The recent demo for a Discovery Channel show of beaming power between two of the Hawaiian Islands was a way of publicly showing that the technology is possible (see “A step forward for space solar power”, The Space Review, September 15, 2008). Because of the risk and the long lead time before a large-scale deployment, investing in a proof-of-concept demonstration from the ISS or a small-scale test satellite in geosynchronous orbit is something that a partnership between NASA, the Department of Energy, and the private sector is suited for.

A strategy for Mars should be a steady improvement of capabilities, hopefully with international partners so we can afford it. We need to develop a sample return mission. We need to really know what Mars is like so we know what local resources will be available and dangers present for the first human explorers. The cost of bringing resources to Mars is far greater than it is for the Moon. That is one reason I would like see us develop experience finding and using lunar resources. If we can’t afford to do it alone, we need to bring in international partners and give them a significant stake in the mission. It could mean development of new capabilities sooner rather than later.

After returning samples from a couple of sites on Mars it will be time to start planning where the potential first base should be. This would include additional scout missions to closely examine a few sites to make sure there are local resources accessible, interesting science to be done, and stable ground for building a base that can grow. After that, the serious planning for the type of infrastructure in orbit and on the surface should begin.

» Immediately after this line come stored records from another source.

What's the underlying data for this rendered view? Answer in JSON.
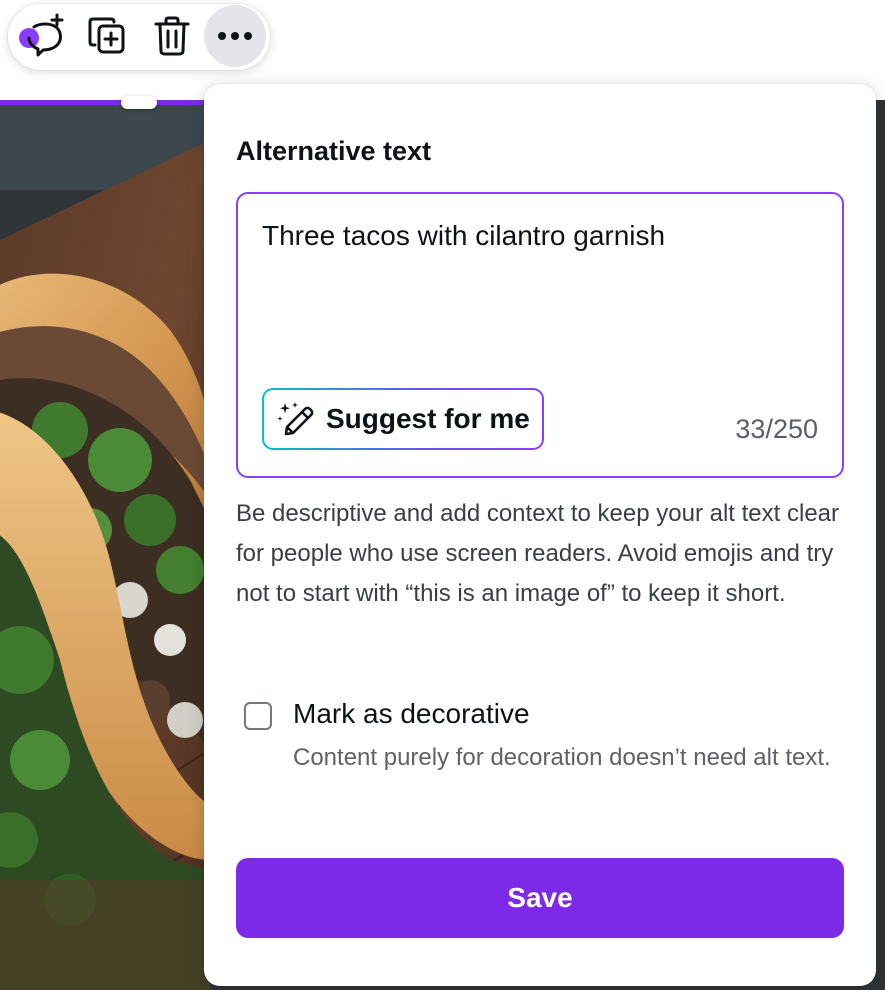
{
  "toolbar": {
    "buttons": [
      {
        "name": "comment",
        "icon": "comment-add-icon"
      },
      {
        "name": "duplicate",
        "icon": "duplicate-icon"
      },
      {
        "name": "delete",
        "icon": "trash-icon"
      },
      {
        "name": "more",
        "icon": "more-horizontal-icon"
      }
    ]
  },
  "canvas": {
    "selected_element": "image",
    "selection_color": "#7d2ae8"
  },
  "alt_text_panel": {
    "title": "Alternative text",
    "input": {
      "value": "Three tacos with cilantro garnish",
      "char_count": "33/250",
      "focused": true
    },
    "suggest_button": {
      "label": "Suggest for me",
      "icon": "magic-pencil-icon"
    },
    "helper_text": "Be descriptive and add context to keep your alt text clear for people who use screen readers. Avoid emojis and try not to start with “this is an image of” to keep it short.",
    "decorative": {
      "label": "Mark as decorative",
      "description": "Content purely for decoration doesn’t need alt text.",
      "checked": false
    },
    "save_label": "Save"
  },
  "colors": {
    "accent": "#7d2ae8",
    "focus_border": "#8b3dff",
    "text_primary": "#0e1318",
    "text_secondary": "#5e6368"
  }
}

The US can lead by example in the peaceful expansion of our economy and quality of life. We can partner with our friends so that everybody rises together and learns to trust former adversaries and improves the chances of living peacefully together on this planet.

On Mars it may make sense to first build a robotically maintained base. This could include power plants, in situ fuel production plants, plants to extract water from subsurface ice, and robotic rovers to build and maintain new infrastructure. The advances in robotics and artificial intelligence needed for such tasks could be a huge boon for Earth based spinoffs. Delivering smaller payloads than required for human crews could be done with smaller, less expensive launch vehicles and earlier. The technology for precision landings at the base could be developed before a human ever arrives. When humans do arrive they will find a robust base that will greatly increase their chances of survival and of making the place a permanent home.

All of these goals I have laid out could have great impact here at home. The US can lead by example in the peaceful expansion of our economy and quality of life. We can partner with our friends so that everybody rises together and learns to trust former adversaries and improves the chances of living peacefully together on this planet. We can take the risks that drive our technological innovations. If we can maintain a vision, we can inspire our youth to excel in science and math because they will know there will be stable careers in these challenging arenas. We can push ahead with goals that will in the centuries ahead provide multiple off-Earth homes for our descendents. We can provide the firm foothold in space that our ancestors did for us on this continent allowing for wealth and lifestyles they couldn’t even dream of. I believe that it is what we owe the generations ahead and can still greatly benefit ourselves in the next few decades. We need to carry out a strong vision that keeps us in the lead in an ever more competitive world. We need a vision for NASA that is part of a new bold vision for our country. I may be a dreamer, but it is what I want from our next President, our next Congress, and our next NASA Administrator. I want this because without dreams we die inside a little by little until we have nothing left.